Page and application data records:
/---
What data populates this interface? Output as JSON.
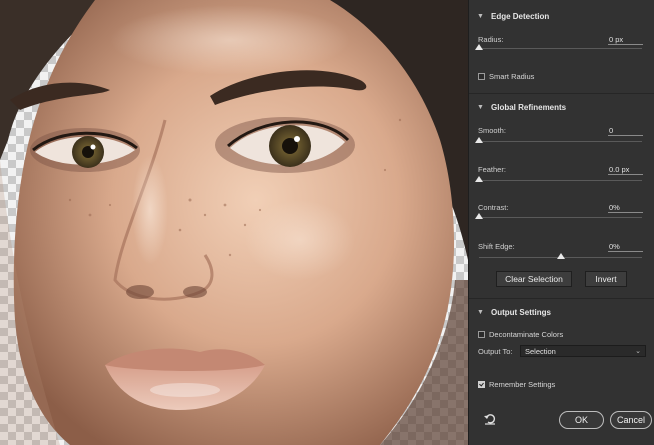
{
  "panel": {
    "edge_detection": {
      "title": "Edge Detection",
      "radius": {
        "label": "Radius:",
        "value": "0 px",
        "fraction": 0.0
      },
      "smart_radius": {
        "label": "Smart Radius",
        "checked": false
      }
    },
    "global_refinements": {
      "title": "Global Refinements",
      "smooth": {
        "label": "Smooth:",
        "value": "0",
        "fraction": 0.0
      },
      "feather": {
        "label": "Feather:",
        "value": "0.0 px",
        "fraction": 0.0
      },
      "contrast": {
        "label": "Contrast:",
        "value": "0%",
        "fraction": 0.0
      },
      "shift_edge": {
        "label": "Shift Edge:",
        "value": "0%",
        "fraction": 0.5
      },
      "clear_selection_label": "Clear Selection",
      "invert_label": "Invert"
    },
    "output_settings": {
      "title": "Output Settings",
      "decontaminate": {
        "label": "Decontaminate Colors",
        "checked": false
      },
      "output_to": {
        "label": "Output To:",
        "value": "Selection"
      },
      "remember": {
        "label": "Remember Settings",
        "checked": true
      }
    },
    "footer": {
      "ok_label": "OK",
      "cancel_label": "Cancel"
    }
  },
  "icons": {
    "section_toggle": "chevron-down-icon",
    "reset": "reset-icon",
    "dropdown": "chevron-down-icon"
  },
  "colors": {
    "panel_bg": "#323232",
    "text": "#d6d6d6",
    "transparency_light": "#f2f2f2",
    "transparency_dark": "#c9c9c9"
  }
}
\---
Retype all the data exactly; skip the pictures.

What data populates this interface? Output as JSON.
{
  "panel": {
    "edge_detection": {
      "title": "Edge Detection",
      "radius": {
        "label": "Radius:",
        "value": "0 px",
        "fraction": 0.0
      },
      "smart_radius": {
        "label": "Smart Radius",
        "checked": false
      }
    },
    "global_refinements": {
      "title": "Global Refinements",
      "smooth": {
        "label": "Smooth:",
        "value": "0",
        "fraction": 0.0
      },
      "feather": {
        "label": "Feather:",
        "value": "0.0 px",
        "fraction": 0.0
      },
      "contrast": {
        "label": "Contrast:",
        "value": "0%",
        "fraction": 0.0
      },
      "shift_edge": {
        "label": "Shift Edge:",
        "value": "0%",
        "fraction": 0.5
      },
      "clear_selection_label": "Clear Selection",
      "invert_label": "Invert"
    },
    "output_settings": {
      "title": "Output Settings",
      "decontaminate": {
        "label": "Decontaminate Colors",
        "checked": false
      },
      "output_to": {
        "label": "Output To:",
        "value": "Selection"
      },
      "remember": {
        "label": "Remember Settings",
        "checked": true
      }
    },
    "footer": {
      "ok_label": "OK",
      "cancel_label": "Cancel"
    }
  },
  "icons": {
    "section_toggle": "chevron-down-icon",
    "reset": "reset-icon",
    "dropdown": "chevron-down-icon"
  },
  "colors": {
    "panel_bg": "#323232",
    "text": "#d6d6d6",
    "transparency_light": "#f2f2f2",
    "transparency_dark": "#c9c9c9"
  }
}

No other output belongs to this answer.